Link to this page: https://www.socialistparty.org.uk/issue/194/8109
Ditch the Labour cynics
Fight For Socialist Change
LABOUR UNVEILED parts of its election programme last week saying the biggest threat to them winning a second term is voters' cynicism.
Blair said the prospect of Hague, Portillo and Widdecombe forming a government was enough to stir any voter from their apathy and go out and vote. But who will working-class people vote for?
We're rightly cynical about this New Labour government. But we're also angry at it too and we're certainly not apathetic.
We're angry because Blair said New Labour wouldn't enjoy the trappings of power but the Irvine scandal shows New Labour are just as sleazy as the Tories.
Workers know that it's Labour that's practised the cynical deception of promising things would get better after 18 years of Toryism.
And when Labour claim to be the practical party of British politics, workers now see them as the party that has 'practically' continued the Tories' pro-big business policies, which devastate the economy, NHS, education and other services. (see pages 3 and 5)
Is it any wonder working-class people are 'cynical' when Labour lines big business's pockets so eagerly? Blair talks tough about drug dealers but lets the pharmaceutical and tobacco companies make billions from people's suffering. (see page 3)
Blair claims that like the British people he "is restless for change". But why hasn't he used his massive majority to carry out fundamental change that benefits millions of working-class people currently living below the poverty line?
Jack Straw says Labour will give larger compensation to victims of crime. But what about compensation for the economic muggings people suffer daily from the petrol companies, the utilities the rail companies and the banks and financial institutions.
The Socialist doesn't want to see the Tories returned. They are just as cynical as Labour.
But why should Labour be given a second chance? How can we stop them offering more of the same?

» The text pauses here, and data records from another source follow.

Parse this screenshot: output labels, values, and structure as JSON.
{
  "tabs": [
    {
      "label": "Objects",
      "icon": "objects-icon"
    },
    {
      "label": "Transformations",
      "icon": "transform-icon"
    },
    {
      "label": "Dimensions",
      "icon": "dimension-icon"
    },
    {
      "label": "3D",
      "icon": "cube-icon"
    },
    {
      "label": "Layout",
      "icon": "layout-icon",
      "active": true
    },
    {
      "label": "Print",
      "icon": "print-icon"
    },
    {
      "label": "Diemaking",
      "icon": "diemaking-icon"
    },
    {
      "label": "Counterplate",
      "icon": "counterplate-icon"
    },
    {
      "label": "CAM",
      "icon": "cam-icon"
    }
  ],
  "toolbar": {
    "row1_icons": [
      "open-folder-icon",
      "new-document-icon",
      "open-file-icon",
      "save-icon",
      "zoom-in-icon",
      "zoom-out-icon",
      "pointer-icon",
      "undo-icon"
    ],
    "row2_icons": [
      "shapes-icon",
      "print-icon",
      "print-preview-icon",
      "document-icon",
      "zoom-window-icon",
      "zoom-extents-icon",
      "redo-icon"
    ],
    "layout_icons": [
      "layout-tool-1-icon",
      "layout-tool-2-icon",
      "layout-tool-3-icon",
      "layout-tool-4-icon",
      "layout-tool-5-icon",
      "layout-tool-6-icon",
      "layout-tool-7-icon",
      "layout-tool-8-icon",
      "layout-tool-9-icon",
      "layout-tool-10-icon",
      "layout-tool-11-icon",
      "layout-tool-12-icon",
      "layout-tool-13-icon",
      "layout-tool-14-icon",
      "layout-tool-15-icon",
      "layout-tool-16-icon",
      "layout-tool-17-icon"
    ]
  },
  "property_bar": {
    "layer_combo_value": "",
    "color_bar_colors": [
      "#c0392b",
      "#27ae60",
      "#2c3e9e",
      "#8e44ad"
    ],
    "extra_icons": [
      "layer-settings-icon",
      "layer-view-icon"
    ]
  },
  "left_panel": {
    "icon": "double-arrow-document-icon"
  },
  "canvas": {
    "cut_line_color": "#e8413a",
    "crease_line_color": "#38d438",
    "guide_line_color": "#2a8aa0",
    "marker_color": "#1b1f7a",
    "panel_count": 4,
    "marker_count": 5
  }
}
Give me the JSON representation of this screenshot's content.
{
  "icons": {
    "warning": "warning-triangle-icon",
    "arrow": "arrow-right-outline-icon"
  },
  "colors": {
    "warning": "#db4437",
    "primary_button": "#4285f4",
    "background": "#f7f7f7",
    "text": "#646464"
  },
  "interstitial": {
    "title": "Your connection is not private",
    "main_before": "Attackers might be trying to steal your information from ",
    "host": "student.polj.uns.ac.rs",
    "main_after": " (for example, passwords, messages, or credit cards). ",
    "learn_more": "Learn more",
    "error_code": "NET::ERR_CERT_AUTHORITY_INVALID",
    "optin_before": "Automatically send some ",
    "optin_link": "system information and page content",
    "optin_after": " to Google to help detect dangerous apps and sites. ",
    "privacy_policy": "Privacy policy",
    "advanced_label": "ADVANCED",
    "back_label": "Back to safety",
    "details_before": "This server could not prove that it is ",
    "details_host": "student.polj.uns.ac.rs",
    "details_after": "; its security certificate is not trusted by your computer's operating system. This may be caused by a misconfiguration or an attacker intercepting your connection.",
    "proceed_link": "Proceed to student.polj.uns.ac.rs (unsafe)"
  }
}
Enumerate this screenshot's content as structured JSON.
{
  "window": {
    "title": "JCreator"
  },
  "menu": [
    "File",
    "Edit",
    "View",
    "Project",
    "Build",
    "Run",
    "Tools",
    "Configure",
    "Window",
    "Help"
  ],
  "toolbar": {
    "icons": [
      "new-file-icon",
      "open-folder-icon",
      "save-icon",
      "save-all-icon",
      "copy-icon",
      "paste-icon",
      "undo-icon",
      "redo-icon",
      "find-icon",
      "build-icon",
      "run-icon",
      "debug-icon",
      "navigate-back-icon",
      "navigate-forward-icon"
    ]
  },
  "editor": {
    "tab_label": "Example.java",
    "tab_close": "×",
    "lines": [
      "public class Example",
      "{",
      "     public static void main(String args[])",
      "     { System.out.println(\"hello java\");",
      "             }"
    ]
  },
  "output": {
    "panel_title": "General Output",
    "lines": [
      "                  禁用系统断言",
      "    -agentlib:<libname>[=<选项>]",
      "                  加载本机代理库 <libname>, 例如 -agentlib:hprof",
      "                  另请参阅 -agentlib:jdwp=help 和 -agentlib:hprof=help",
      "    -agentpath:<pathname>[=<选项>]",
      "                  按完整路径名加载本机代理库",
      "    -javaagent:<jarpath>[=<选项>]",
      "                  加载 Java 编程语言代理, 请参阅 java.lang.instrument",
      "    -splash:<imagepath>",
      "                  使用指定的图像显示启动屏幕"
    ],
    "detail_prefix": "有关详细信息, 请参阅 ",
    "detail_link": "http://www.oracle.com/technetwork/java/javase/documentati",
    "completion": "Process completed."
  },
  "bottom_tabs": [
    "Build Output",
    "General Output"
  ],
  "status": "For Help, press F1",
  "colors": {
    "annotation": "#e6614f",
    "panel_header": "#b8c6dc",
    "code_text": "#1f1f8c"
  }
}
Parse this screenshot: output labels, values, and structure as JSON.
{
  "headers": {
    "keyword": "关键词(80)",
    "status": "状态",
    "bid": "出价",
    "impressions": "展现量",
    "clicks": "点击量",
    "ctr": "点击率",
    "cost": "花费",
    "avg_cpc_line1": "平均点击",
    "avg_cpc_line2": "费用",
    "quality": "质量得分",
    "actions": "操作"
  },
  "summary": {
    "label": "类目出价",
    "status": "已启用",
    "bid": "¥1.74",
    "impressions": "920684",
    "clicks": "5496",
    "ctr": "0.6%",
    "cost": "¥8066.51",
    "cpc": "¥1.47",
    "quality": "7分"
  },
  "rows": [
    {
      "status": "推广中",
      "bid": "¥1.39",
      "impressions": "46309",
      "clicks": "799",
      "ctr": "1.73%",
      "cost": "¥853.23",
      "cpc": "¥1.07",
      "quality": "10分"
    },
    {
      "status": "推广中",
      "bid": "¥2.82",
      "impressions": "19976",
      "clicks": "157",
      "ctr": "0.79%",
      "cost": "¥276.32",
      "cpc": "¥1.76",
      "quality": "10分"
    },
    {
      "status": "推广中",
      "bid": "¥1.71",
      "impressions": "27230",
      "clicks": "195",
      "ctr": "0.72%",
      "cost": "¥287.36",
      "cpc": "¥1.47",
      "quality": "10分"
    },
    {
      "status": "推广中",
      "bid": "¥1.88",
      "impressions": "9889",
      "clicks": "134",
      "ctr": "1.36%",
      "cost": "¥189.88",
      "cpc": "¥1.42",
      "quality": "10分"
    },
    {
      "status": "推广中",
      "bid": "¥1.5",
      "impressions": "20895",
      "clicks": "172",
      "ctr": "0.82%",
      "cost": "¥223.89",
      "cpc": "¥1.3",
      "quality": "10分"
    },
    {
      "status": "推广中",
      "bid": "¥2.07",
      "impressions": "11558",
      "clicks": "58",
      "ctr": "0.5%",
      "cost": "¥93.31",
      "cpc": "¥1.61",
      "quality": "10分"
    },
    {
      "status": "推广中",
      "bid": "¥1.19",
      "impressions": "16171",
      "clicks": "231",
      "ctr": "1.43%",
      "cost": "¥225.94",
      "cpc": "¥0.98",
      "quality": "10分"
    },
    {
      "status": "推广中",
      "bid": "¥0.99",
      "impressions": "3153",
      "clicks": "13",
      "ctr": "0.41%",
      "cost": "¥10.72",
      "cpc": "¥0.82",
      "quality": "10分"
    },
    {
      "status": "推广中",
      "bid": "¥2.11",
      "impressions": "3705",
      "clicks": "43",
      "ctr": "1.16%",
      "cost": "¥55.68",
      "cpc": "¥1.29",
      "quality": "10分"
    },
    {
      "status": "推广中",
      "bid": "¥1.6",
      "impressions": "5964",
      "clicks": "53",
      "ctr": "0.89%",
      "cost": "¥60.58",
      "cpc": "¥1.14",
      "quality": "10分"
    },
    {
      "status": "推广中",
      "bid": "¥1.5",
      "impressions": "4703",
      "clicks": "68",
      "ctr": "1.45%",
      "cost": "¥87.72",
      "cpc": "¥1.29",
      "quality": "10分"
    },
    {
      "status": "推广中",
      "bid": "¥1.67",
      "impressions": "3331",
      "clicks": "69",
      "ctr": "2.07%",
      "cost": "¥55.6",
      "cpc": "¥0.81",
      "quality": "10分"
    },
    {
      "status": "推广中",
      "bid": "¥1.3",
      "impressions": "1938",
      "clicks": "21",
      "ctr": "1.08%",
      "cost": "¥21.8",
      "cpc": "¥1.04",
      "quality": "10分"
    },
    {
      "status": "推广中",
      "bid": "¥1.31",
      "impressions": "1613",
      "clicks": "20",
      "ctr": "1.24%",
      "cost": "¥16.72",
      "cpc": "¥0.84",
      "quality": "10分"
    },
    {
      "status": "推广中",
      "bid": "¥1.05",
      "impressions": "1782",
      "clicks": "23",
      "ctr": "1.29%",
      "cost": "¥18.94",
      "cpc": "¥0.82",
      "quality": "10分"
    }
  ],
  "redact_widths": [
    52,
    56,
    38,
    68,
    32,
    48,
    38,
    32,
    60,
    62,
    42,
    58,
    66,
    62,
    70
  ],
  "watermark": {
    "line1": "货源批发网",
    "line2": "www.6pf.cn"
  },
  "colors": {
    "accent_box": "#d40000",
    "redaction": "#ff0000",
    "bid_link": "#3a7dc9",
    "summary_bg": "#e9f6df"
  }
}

Sleaze-free Socialist candidates will be standing in the election as workers' MPs on workers' wages. They will strive to carry out anti-capitalist policies that benefit working-class people.
They may not win a majority at the election but if some are elected then they will make Labour sit up and listen.
In The Socialist 23 February 2001: